Precision Health announces Analytics Platform at recent symposium
With U-M Precision Health’s new Analytics Platform, researchers across campus now have access to genetic data, clinical data and tools previously available only to Michigan Medicine faculty and other level-two password holders.
This platform, developed by Precision Health’s Data Analytics & IT workgroup, provides campuswide access to research tools such as DataDirect and services such as consultation with scientific facilitators.
Precision Health co-director Sachin Kheterpal, M.D., M.B.A., unveiled the Analytics Platform in his opening remarks at the U-M Precision Health Symposium on May 29.
“This is an exciting new platform available to campus researchers with a level-one password; no level-two password required,” Kheterpal said. “It’s not just software, it’s people also: scientific facilitators to help you understand what the data is, and what it can and can’t do. We’ve got genetic and clinical data linked together and people to help you through the process.”
A key component of the platform is DataDirect, a user-friendly self-serve software tool developed and managed by the Data Office for Clinical and Translational Research, a unit of the U-M Medical School Office of Research.
DataDirect enables researchers to access and explore clinical and genetic data from the Michigan Genomics Initiative (MGI) cohort. MGI comprises a broad portfolio of data from more than 65,000 individuals, and continues to add approximately 10,000 new participants annually. Participants in MGI may be re-contacted in the future for follow-up studies if they have a genotype or clinical condition of interest to U-M scientific investigators.

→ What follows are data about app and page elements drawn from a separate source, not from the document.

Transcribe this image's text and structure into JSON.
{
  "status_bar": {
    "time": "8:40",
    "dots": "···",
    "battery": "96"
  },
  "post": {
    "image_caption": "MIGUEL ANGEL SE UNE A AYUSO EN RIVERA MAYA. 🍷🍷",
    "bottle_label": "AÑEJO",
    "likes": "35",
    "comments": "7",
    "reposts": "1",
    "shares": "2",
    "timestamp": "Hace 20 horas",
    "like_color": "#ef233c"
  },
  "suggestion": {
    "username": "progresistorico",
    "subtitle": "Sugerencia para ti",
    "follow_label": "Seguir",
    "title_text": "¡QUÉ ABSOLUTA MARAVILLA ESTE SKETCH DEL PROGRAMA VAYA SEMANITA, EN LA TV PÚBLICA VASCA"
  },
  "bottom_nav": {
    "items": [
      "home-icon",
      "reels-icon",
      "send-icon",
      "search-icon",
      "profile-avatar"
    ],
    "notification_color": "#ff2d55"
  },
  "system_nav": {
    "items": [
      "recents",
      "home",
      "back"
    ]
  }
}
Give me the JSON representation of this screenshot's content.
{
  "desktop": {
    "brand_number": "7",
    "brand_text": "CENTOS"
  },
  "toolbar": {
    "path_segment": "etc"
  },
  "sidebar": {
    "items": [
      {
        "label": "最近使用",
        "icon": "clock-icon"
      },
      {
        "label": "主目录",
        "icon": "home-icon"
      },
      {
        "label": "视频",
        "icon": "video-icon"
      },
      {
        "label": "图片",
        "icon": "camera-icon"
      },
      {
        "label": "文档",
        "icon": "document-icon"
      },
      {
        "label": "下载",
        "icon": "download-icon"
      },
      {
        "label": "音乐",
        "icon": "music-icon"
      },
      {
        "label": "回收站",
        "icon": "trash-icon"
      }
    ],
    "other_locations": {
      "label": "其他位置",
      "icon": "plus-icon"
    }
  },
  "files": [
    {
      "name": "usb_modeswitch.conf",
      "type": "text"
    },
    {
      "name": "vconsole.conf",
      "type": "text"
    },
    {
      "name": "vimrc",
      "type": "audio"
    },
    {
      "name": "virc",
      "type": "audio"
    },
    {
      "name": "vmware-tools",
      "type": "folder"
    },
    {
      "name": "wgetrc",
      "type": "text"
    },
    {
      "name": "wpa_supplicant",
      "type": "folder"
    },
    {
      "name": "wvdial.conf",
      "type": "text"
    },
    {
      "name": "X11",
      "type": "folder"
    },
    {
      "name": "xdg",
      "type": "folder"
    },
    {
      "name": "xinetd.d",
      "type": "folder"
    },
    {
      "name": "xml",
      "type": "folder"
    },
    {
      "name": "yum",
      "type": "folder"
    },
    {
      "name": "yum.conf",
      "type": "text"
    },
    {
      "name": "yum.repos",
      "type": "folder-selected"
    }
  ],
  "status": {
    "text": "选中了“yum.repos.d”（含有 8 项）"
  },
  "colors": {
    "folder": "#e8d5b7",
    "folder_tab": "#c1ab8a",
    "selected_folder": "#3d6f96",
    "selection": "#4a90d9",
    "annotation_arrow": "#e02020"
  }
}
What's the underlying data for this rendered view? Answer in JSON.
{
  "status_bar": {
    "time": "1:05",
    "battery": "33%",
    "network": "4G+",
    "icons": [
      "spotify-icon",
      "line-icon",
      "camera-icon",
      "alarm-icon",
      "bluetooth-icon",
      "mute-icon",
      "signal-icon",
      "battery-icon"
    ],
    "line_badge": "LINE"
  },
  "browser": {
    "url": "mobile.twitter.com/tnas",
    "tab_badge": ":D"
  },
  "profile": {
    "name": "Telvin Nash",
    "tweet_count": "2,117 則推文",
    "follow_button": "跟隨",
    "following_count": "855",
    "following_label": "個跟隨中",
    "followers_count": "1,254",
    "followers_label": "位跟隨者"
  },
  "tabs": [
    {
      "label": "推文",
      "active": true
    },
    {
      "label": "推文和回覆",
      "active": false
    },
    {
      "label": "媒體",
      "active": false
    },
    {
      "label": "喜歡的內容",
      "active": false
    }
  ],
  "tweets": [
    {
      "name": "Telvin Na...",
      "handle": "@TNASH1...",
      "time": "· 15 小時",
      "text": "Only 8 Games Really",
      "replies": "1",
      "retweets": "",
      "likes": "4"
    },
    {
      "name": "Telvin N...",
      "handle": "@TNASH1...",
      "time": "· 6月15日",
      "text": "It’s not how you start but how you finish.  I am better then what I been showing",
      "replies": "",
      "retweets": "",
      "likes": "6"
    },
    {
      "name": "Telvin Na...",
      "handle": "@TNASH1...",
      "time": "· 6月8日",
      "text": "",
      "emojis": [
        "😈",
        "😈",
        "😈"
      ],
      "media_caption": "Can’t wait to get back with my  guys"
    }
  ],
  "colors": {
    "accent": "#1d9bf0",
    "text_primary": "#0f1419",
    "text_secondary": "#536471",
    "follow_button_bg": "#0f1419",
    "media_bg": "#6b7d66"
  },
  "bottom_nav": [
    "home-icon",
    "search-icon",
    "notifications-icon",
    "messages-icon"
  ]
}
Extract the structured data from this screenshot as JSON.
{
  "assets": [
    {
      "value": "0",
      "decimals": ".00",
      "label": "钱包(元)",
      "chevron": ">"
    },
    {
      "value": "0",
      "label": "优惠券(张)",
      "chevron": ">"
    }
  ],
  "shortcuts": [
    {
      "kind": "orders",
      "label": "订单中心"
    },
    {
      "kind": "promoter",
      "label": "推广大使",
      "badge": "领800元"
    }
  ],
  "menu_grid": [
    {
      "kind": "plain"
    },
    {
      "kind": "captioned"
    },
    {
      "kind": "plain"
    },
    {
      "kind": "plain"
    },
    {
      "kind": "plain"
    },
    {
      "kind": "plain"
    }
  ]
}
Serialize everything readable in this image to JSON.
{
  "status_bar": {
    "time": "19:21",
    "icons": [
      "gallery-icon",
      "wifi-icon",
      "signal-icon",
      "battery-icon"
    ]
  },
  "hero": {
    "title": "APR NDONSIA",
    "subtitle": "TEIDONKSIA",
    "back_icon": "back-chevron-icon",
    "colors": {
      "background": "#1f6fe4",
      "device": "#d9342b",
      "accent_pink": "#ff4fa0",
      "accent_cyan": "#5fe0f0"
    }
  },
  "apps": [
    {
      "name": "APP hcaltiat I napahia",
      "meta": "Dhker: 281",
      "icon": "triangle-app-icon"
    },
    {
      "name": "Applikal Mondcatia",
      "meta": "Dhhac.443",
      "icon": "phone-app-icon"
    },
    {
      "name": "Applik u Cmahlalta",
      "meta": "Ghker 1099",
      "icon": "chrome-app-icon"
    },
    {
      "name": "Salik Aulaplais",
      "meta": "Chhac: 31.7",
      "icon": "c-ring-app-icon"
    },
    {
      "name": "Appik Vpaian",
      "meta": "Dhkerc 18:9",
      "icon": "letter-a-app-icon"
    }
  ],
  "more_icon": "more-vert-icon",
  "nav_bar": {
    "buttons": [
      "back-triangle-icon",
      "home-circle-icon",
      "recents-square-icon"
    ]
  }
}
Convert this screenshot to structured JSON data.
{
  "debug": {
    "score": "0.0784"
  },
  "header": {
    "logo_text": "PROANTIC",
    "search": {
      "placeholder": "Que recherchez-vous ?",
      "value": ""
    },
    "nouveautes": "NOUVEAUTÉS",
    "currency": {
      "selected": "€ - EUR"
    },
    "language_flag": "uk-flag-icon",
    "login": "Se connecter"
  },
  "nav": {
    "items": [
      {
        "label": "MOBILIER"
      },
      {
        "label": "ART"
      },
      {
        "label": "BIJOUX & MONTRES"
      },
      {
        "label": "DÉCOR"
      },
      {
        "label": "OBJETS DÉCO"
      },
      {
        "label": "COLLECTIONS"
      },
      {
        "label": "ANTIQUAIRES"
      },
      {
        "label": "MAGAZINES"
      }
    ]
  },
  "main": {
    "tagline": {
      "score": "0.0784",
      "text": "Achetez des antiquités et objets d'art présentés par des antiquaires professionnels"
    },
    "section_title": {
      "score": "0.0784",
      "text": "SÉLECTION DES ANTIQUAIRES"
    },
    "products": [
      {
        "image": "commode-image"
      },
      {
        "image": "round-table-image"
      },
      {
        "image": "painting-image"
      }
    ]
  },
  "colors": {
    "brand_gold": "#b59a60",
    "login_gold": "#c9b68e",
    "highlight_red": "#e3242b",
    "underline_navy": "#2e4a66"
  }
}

The option of one-on-one technical research assistance is another key feature of the Analytics Platform in facilitating cutting-edge medical research.
Precision Health scientific research facilitators are on hand to guide investigators across campus on how to assemble datasets in a HIPAA-aligned environment. Facilitators also help researchers navigate self-serve tools such as DataDirect and EMERSE (U-M’s Electronic Medical Record Search Engine), pull clinical data, submit biospecimen inquiries, assemble subject survey data and more.
Analysts specialized in genetic studies provide guidance for designing and implementing studies in a dataset with more than 20 million genetic markers in each individual. For investigators interested in performing additional genetic analyses, DataDirect provides a line of sight into DNA samples from MGI participants available through the Medical School Central Biorepository.
Data Office tools and resources, available via the Analytics Platform, will allow researchers to combine genetic and clinical MGI participant data. This includes the ability to link clinical phenotype data to genotype data and facilitation of GWAS analysis. Researchers can then store, analyze and access their data in secure Linux- or Windows-based environments.
“This platform increases access to health data and secure compute environments, facilitating interdisciplinary collaborations and ultimately accelerating research in precision health,” said Jenna Wiens, Ph.D., co-lead of Precision Health’s Data Analytics & IT workgroup.
The Precision Health Analytics Platform will continue to grow to address the needs of researchers and enrich its offerings. There are plans to expand the de-identified structured dataset from the MGI population to the whole Michigan Medicine patient population (more than 4 million) later in 2019. Plans are also in the works to acquire, structure and expose new datasets for the MGI cohort, including more clinical data, SureScripts data, geocoding data and more.